Items from an interface collection:

--

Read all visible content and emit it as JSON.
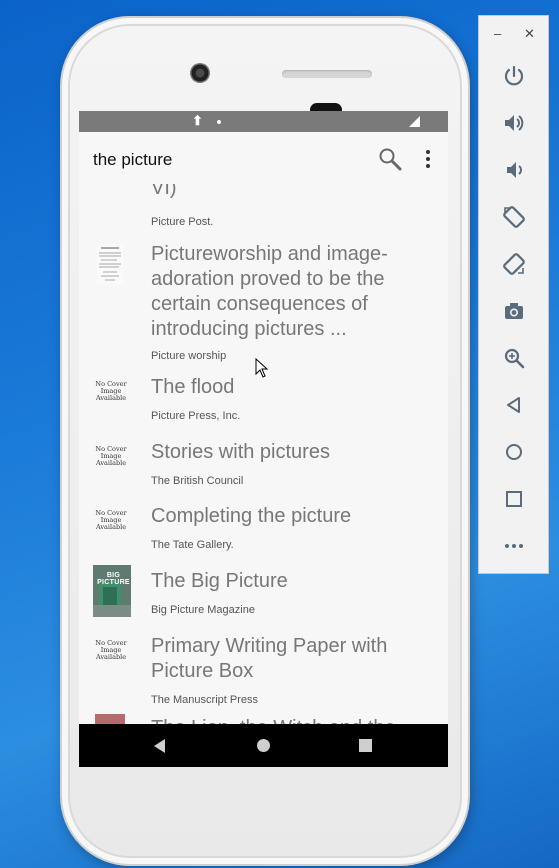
{
  "toolbar": {
    "title": "the picture"
  },
  "status": {
    "upload_glyph": "⬆"
  },
  "results": [
    {
      "title": "VI)",
      "subtitle": "Picture Post.",
      "thumb": "none"
    },
    {
      "title": "Pictureworship and image-adoration proved to be the certain consequences of introducing pictures ...",
      "subtitle": "Picture worship",
      "thumb": "text-page"
    },
    {
      "title": "The flood",
      "subtitle": "Picture Press, Inc.",
      "thumb": "no-cover"
    },
    {
      "title": "Stories with pictures",
      "subtitle": "The British Council",
      "thumb": "no-cover"
    },
    {
      "title": "Completing the picture",
      "subtitle": "The Tate Gallery.",
      "thumb": "no-cover"
    },
    {
      "title": "The Big Picture",
      "subtitle": "Big Picture Magazine",
      "thumb": "magazine-cover"
    },
    {
      "title": "Primary Writing Paper with Picture Box",
      "subtitle": "The Manuscript Press",
      "thumb": "no-cover"
    },
    {
      "title": "The Lion, the Witch and the",
      "subtitle": "",
      "thumb": "book-cover"
    }
  ],
  "no_cover_text": "No Cover Image Available",
  "big_picture_cover_text": "BIG PICTURE",
  "emulator_toolbar": {
    "window_controls": {
      "minimize": "–",
      "close": "✕"
    },
    "buttons": [
      "power-icon",
      "volume-up-icon",
      "volume-down-icon",
      "rotate-left-icon",
      "rotate-right-icon",
      "camera-icon",
      "zoom-icon",
      "back-icon",
      "home-icon",
      "overview-icon",
      "more-icon"
    ]
  },
  "colors": {
    "desktop": "#1a7ad8",
    "status_bar": "#7a7a7a",
    "title_text": "#777777",
    "nav_bar": "#000000",
    "emulator_icon": "#5a6b7b"
  }
}
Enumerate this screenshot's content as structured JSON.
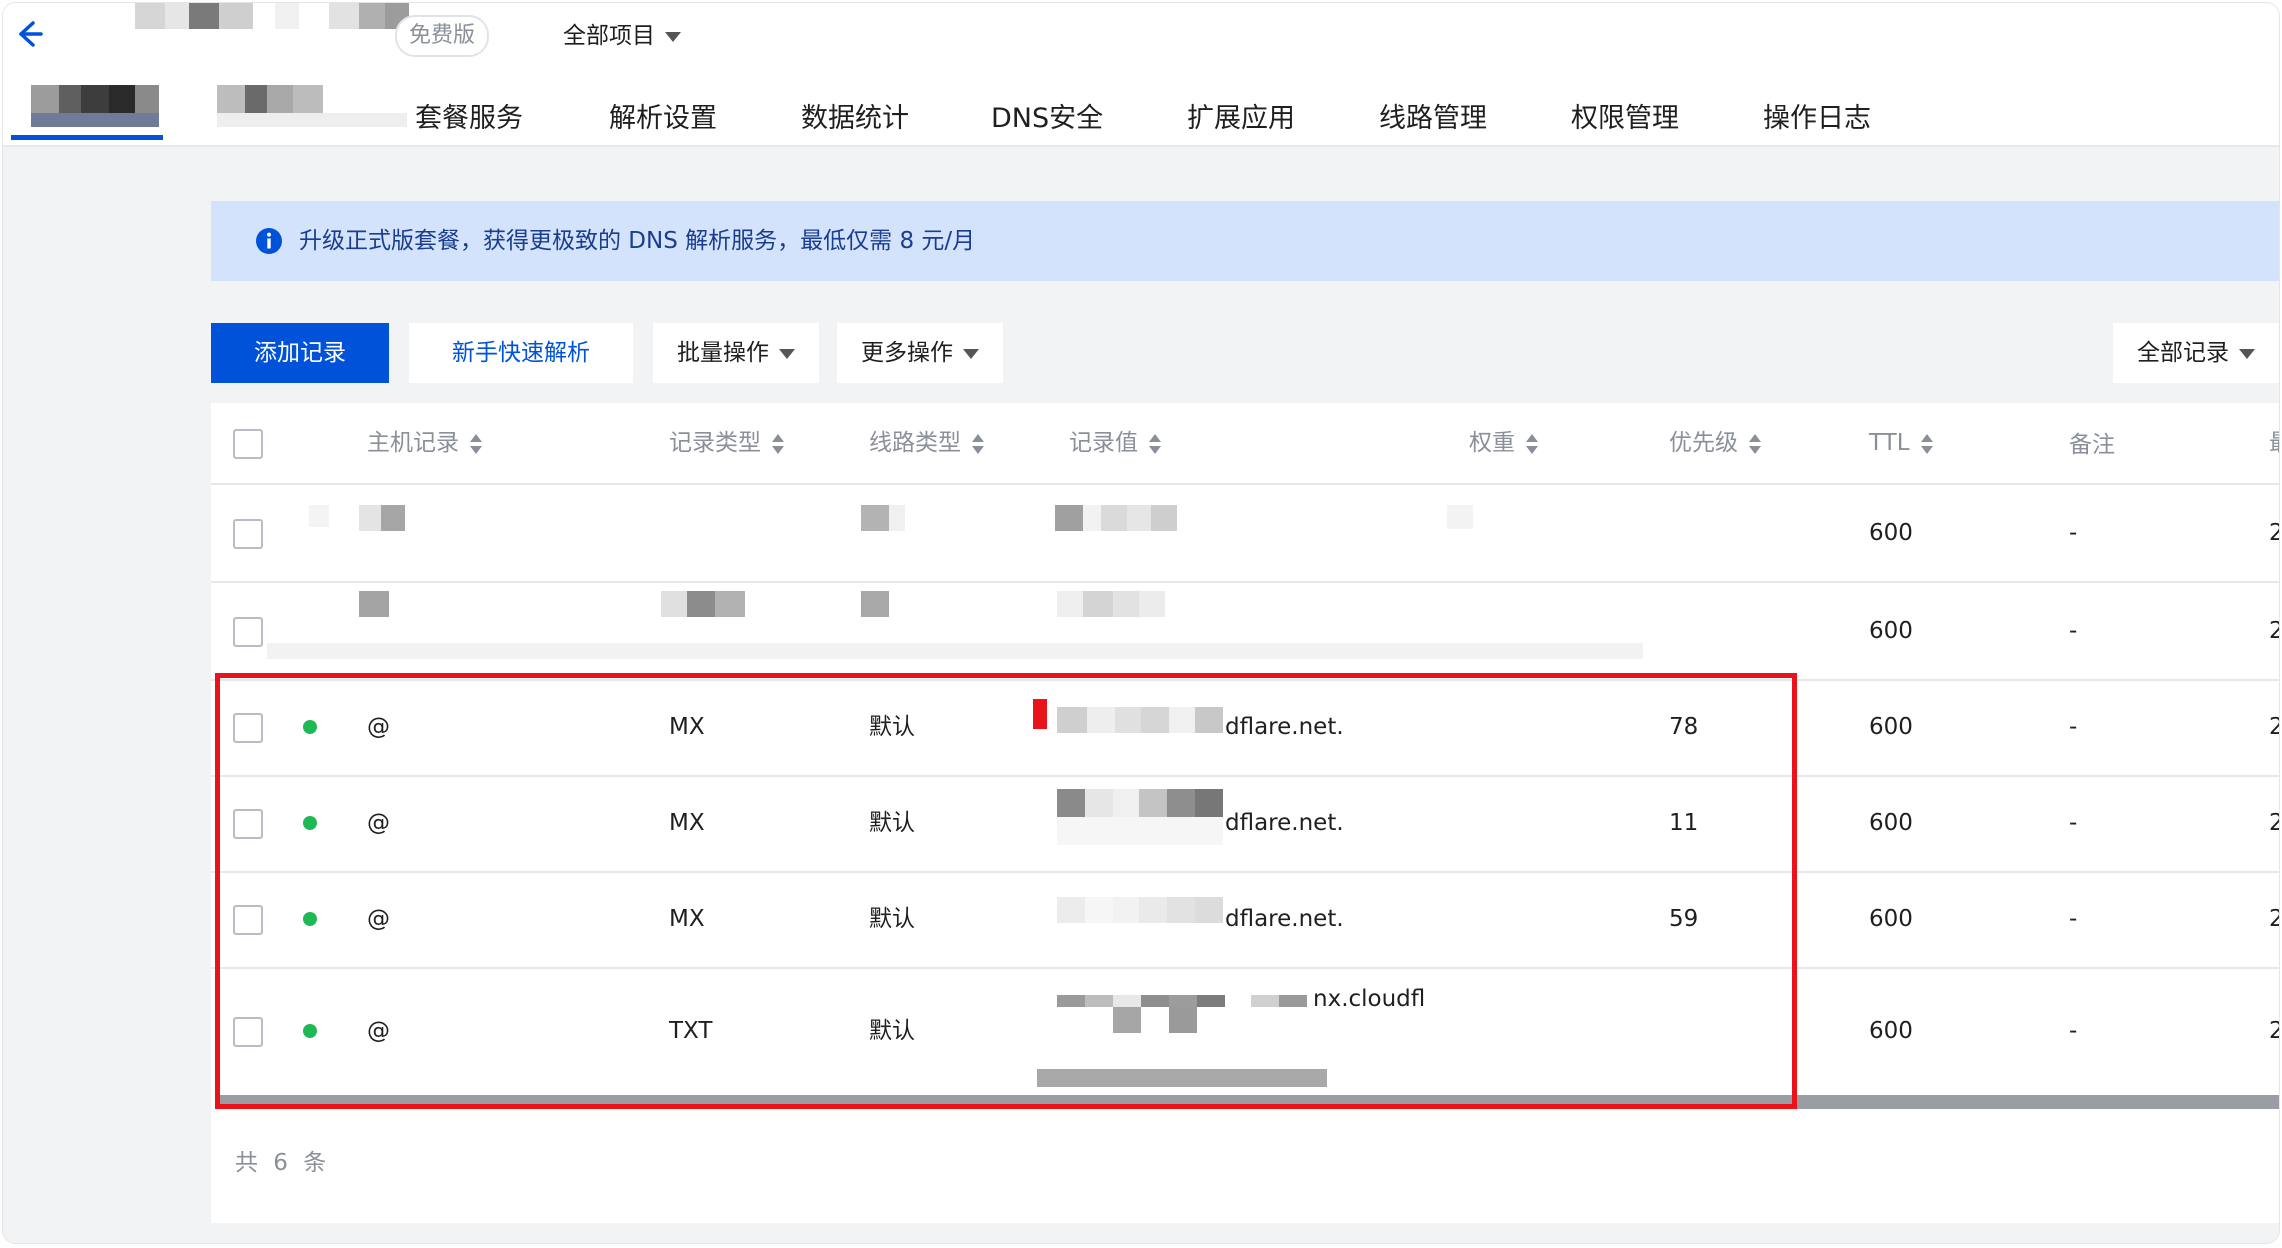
{
  "header": {
    "back_icon": "arrow-left-icon",
    "plan_badge": "免费版",
    "project_select": "全部项目"
  },
  "tabs": [
    {
      "label": "套餐服务"
    },
    {
      "label": "解析设置"
    },
    {
      "label": "数据统计"
    },
    {
      "label": "DNS安全"
    },
    {
      "label": "扩展应用"
    },
    {
      "label": "线路管理"
    },
    {
      "label": "权限管理"
    },
    {
      "label": "操作日志"
    }
  ],
  "notice": {
    "icon": "info-icon",
    "text": "升级正式版套餐，获得更极致的 DNS 解析服务，最低仅需 8 元/月"
  },
  "toolbar": {
    "add_record": "添加记录",
    "quick_parse": "新手快速解析",
    "batch_ops": "批量操作",
    "more_ops": "更多操作",
    "record_filter": "全部记录"
  },
  "table": {
    "headers": {
      "host": "主机记录",
      "type": "记录类型",
      "line": "线路类型",
      "value": "记录值",
      "weight": "权重",
      "priority": "优先级",
      "ttl": "TTL",
      "remark": "备注",
      "last": "最"
    },
    "rows": [
      {
        "host": "",
        "type": "",
        "line": "",
        "value": "",
        "priority": "",
        "ttl": "600",
        "remark": "-",
        "last": "2"
      },
      {
        "host": "",
        "type": "",
        "line": "",
        "value": "",
        "priority": "",
        "ttl": "600",
        "remark": "-",
        "last": "2"
      },
      {
        "host": "@",
        "type": "MX",
        "line": "默认",
        "value": "dflare.net.",
        "priority": "78",
        "ttl": "600",
        "remark": "-",
        "last": "2"
      },
      {
        "host": "@",
        "type": "MX",
        "line": "默认",
        "value": "dflare.net.",
        "priority": "11",
        "ttl": "600",
        "remark": "-",
        "last": "2"
      },
      {
        "host": "@",
        "type": "MX",
        "line": "默认",
        "value": "dflare.net.",
        "priority": "59",
        "ttl": "600",
        "remark": "-",
        "last": "2"
      },
      {
        "host": "@",
        "type": "TXT",
        "line": "默认",
        "value": "nx.cloudfl",
        "priority": "",
        "ttl": "600",
        "remark": "-",
        "last": "2"
      }
    ],
    "total": "共 6 条"
  },
  "colors": {
    "primary": "#0052d9",
    "status_ok": "#1fb855",
    "highlight_border": "#e8131b",
    "notice_bg": "#d4e3fc"
  }
}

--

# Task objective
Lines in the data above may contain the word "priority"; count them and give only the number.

# Task result
7